The Court is not convinced by plaintiff's argument that as it was not a party to the probate proceedings it had no remedy before the probate court. Plaintiff was on notice of the partition proceedings by virtue of the notification under G. L. c. 185, §92 on certificate of title no. 149066. While plaintiff may not technically have been a party to the partition proceedings under c. 241, §6, it appears plaintiff may have had a right to intervene under the last sentence of c. 241, §6 or under Mass. R. Civ. P. 24(a). But be that as it may, the short answer to plaintiff's predicament may be that it acted at its peril in granting an unconditional mortgage before the commissioner's report was accepted and the partition sale confirmed by the probate court.
However, the state of affairs at the present moment merits consideration.

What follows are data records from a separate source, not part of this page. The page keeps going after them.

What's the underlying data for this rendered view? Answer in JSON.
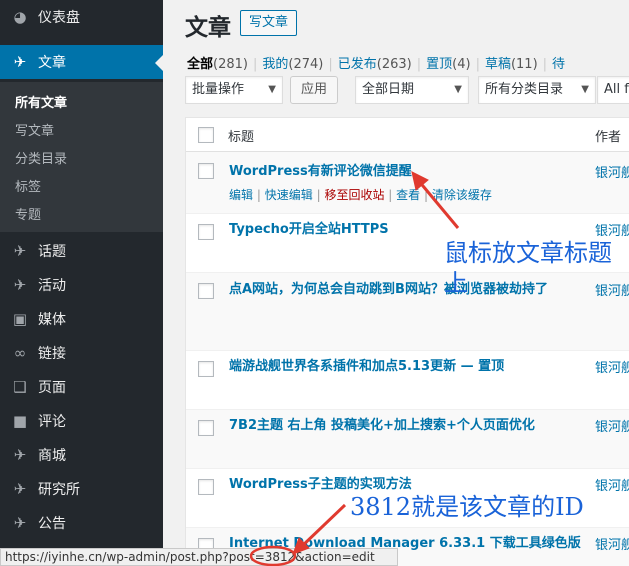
{
  "sidebar": {
    "items": [
      {
        "icon": "dashboard-icon",
        "glyph": "◕",
        "label": "仪表盘"
      },
      {
        "icon": "pushpin-icon",
        "glyph": "✈",
        "label": "文章"
      },
      {
        "icon": "pushpin-icon",
        "glyph": "✈",
        "label": "话题"
      },
      {
        "icon": "pushpin-icon",
        "glyph": "✈",
        "label": "活动"
      },
      {
        "icon": "media-icon",
        "glyph": "▣",
        "label": "媒体"
      },
      {
        "icon": "link-icon",
        "glyph": "∞",
        "label": "链接"
      },
      {
        "icon": "page-icon",
        "glyph": "❑",
        "label": "页面"
      },
      {
        "icon": "comment-icon",
        "glyph": "■",
        "label": "评论"
      },
      {
        "icon": "pushpin-icon",
        "glyph": "✈",
        "label": "商城"
      },
      {
        "icon": "pushpin-icon",
        "glyph": "✈",
        "label": "研究所"
      },
      {
        "icon": "pushpin-icon",
        "glyph": "✈",
        "label": "公告"
      }
    ],
    "submenu": [
      "所有文章",
      "写文章",
      "分类目录",
      "标签",
      "专题"
    ]
  },
  "page": {
    "title": "文章",
    "add_new": "写文章"
  },
  "filters": {
    "all": "全部",
    "all_count": "(281)",
    "mine": "我的",
    "mine_count": "(274)",
    "published": "已发布",
    "published_count": "(263)",
    "sticky": "置顶",
    "sticky_count": "(4)",
    "drafts": "草稿",
    "drafts_count": "(11)",
    "more": "待"
  },
  "actions": {
    "bulk": "批量操作",
    "apply": "应用",
    "dates": "全部日期",
    "categories": "所有分类目录",
    "more_filter": "All f"
  },
  "table": {
    "col_title": "标题",
    "col_author": "作者",
    "rows": [
      {
        "title": "WordPress有新评论微信提醒",
        "author": "银河舰"
      },
      {
        "title": "Typecho开启全站HTTPS",
        "author": "银河舰"
      },
      {
        "title": "点A网站，为何总会自动跳到B网站？被浏览器被劫持了",
        "author": "银河舰"
      },
      {
        "title": "端游战舰世界各系插件和加点5.13更新 — 置顶",
        "author": "银河舰"
      },
      {
        "title": "7B2主题 右上角 投稿美化+加上搜索+个人页面优化",
        "author": "银河舰"
      },
      {
        "title": "WordPress子主题的实现方法",
        "author": "银河舰"
      },
      {
        "title": "Internet Download Manager 6.33.1 下载工具绿色版",
        "author": "银河舰"
      }
    ],
    "row_actions": {
      "edit": "编辑",
      "quick_edit": "快速编辑",
      "trash": "移至回收站",
      "view": "查看",
      "purge": "清除该缓存"
    }
  },
  "statusbar": {
    "url": "https://iyinhe.cn/wp-admin/post.php?post=3812&action=edit"
  },
  "annotations": {
    "hover_note": "鼠标放文章标题上",
    "id_note": "3812就是该文章的ID",
    "color": "#e03a2f"
  }
}
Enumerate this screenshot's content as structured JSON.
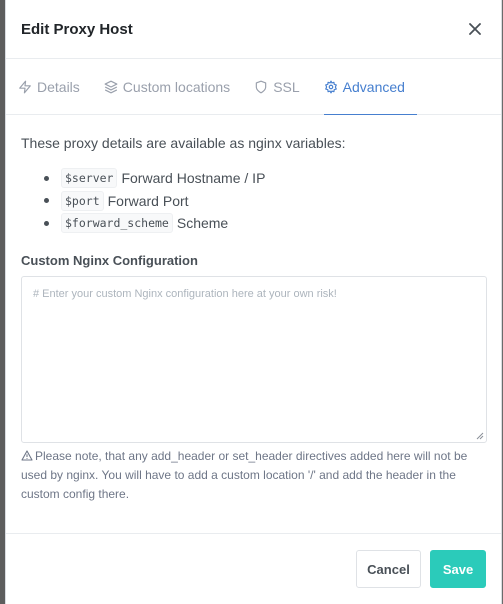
{
  "modal": {
    "title": "Edit Proxy Host"
  },
  "tabs": [
    {
      "label": "Details",
      "icon": "zap-icon",
      "active": false
    },
    {
      "label": "Custom locations",
      "icon": "layers-icon",
      "active": false
    },
    {
      "label": "SSL",
      "icon": "shield-icon",
      "active": false
    },
    {
      "label": "Advanced",
      "icon": "settings-icon",
      "active": true
    }
  ],
  "content": {
    "intro": "These proxy details are available as nginx variables:",
    "variables": [
      {
        "code": "$server",
        "desc": "Forward Hostname / IP"
      },
      {
        "code": "$port",
        "desc": "Forward Port"
      },
      {
        "code": "$forward_scheme",
        "desc": "Scheme"
      }
    ],
    "config_label": "Custom Nginx Configuration",
    "config_placeholder": "# Enter your custom Nginx configuration here at your own risk!",
    "note": "Please note, that any add_header or set_header directives added here will not be used by nginx. You will have to add a custom location '/' and add the header in the custom config there."
  },
  "footer": {
    "cancel_label": "Cancel",
    "save_label": "Save"
  },
  "colors": {
    "accent": "#467fcf",
    "save": "#2bcbba",
    "muted": "#9aa0ac"
  }
}
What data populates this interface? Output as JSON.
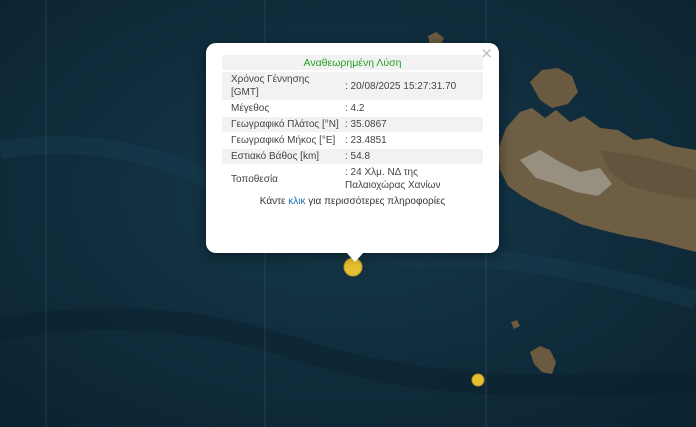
{
  "popup": {
    "title": "Αναθεωρημένη Λύση",
    "close_symbol": "×",
    "rows": [
      {
        "label": "Χρόνος Γέννησης [GMT]",
        "value": ": 20/08/2025 15:27:31.70"
      },
      {
        "label": "Μέγεθος",
        "value": ": 4.2"
      },
      {
        "label": "Γεωγραφικό Πλάτος [°N]",
        "value": ": 35.0867"
      },
      {
        "label": "Γεωγραφικό Μήκος [°E]",
        "value": ": 23.4851"
      },
      {
        "label": "Εστιακό Βάθος [km]",
        "value": ": 54.8"
      },
      {
        "label": "Τοποθεσία",
        "value": ": 24 Χλμ. ΝΔ της Παλαιοχώρας Χανίων"
      }
    ],
    "more_prefix": "Κάντε ",
    "more_link": "κλικ",
    "more_suffix": " για περισσότερες πληροφορίες"
  },
  "colors": {
    "sea": "#102c3c",
    "land": "#6e5e44",
    "marker": "#e6c030",
    "title": "#24a023",
    "link": "#1b6fb8"
  },
  "icons": {
    "close": "close-icon",
    "marker": "earthquake-marker"
  }
}
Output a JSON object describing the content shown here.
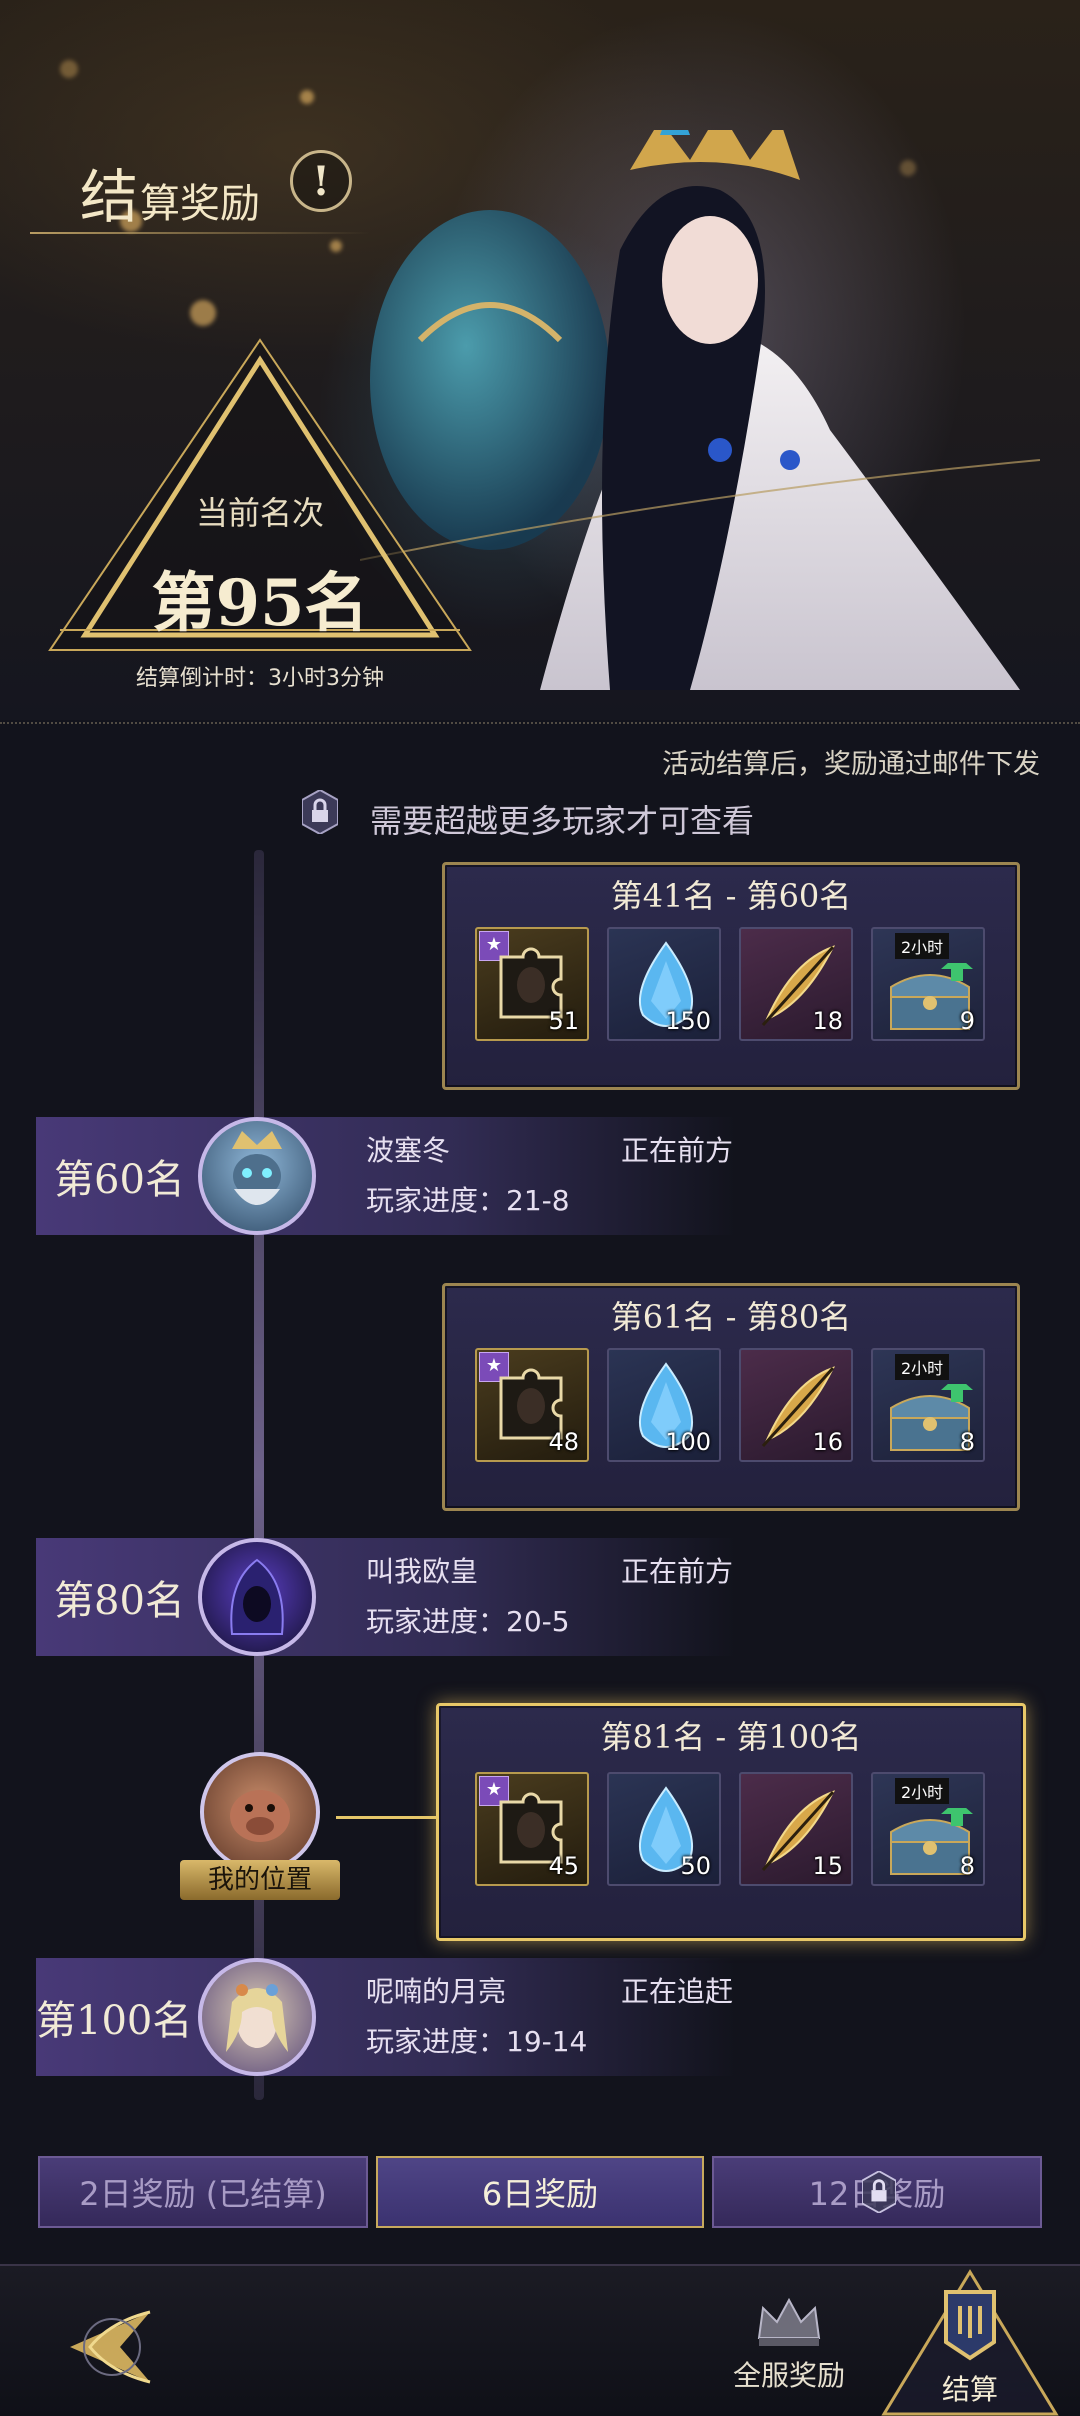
{
  "header": {
    "title_first_char": "结",
    "title_rest": "算奖励",
    "info_icon": "exclamation-icon",
    "rank_label": "当前名次",
    "rank_value": "第95名",
    "countdown": "结算倒计时：3小时3分钟"
  },
  "notes": {
    "mail": "活动结算后，奖励通过邮件下发",
    "locked": "需要超越更多玩家才可查看"
  },
  "tiers": [
    {
      "title": "第41名 - 第60名",
      "items": [
        {
          "icon": "puzzle-piece-icon",
          "count": "51"
        },
        {
          "icon": "blue-gem-icon",
          "count": "150"
        },
        {
          "icon": "golden-feather-icon",
          "count": "18"
        },
        {
          "icon": "treasure-chest-icon",
          "count": "9",
          "tag": "2小时"
        }
      ]
    },
    {
      "title": "第61名 - 第80名",
      "items": [
        {
          "icon": "puzzle-piece-icon",
          "count": "48"
        },
        {
          "icon": "blue-gem-icon",
          "count": "100"
        },
        {
          "icon": "golden-feather-icon",
          "count": "16"
        },
        {
          "icon": "treasure-chest-icon",
          "count": "8",
          "tag": "2小时"
        }
      ]
    },
    {
      "title": "第81名 - 第100名",
      "items": [
        {
          "icon": "puzzle-piece-icon",
          "count": "45"
        },
        {
          "icon": "blue-gem-icon",
          "count": "50"
        },
        {
          "icon": "golden-feather-icon",
          "count": "15"
        },
        {
          "icon": "treasure-chest-icon",
          "count": "8",
          "tag": "2小时"
        }
      ]
    }
  ],
  "players": [
    {
      "rank": "第60名",
      "name": "波塞冬",
      "status": "正在前方",
      "progress": "玩家进度：21-8"
    },
    {
      "rank": "第80名",
      "name": "叫我欧皇",
      "status": "正在前方",
      "progress": "玩家进度：20-5"
    },
    {
      "rank": "第100名",
      "name": "呢喃的月亮",
      "status": "正在追赶",
      "progress": "玩家进度：19-14"
    }
  ],
  "my_position_label": "我的位置",
  "tabs": [
    {
      "label": "2日奖励 (已结算)",
      "state": "settled"
    },
    {
      "label": "6日奖励",
      "state": "active"
    },
    {
      "label": "12日奖励",
      "state": "locked"
    }
  ],
  "bottom_nav": {
    "back_icon": "winged-arrow-back-icon",
    "server_label": "全服奖励",
    "server_icon": "crown-helmet-icon",
    "settle_label": "结算",
    "settle_icon": "banner-emblem-icon"
  },
  "colors": {
    "gold": "#c8a95e",
    "panel_bg": "#2c2a4c",
    "row_purple": "#5a4696",
    "background": "#12131c"
  }
}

The defendants Guisseppe and Rosaria DElia have three certificates of title in their names as tenants common, and not encumbered by a mortgage to the plaintiff bank as was the case prior to the partition proceeding. The plaintiff bank has a note for $21,000 from defendant Carl D'Elia but without any mortgage to secure it, since the sale to defendant Carl D'Elia was set aside by the probate court. The commissioners appointed by the probate court are still holding $15,500 paid to them by Carl D'Elia, this being part of the money he borrowed from the plaintiff bank. Most of the balance of the funds so borrowed have been invested in the premises according to the said Carl D'Elia. It is patently unfair to leave the situation in limbo; it should be resolved. The place to resolve it is in the probate court where the partition proceedings are still pending and where presumably the commissioners have filed a bond.
The Land Court thus will forbid the registration of all voluntary instruments affecting the three certificates of title until such time as the matter is resolved in the probate court. Upon a subsequent petition filed after such resolution the Land Court will order a new certificate of title to be issued, subject, of course, to such encumbrances as are designated by the probate court.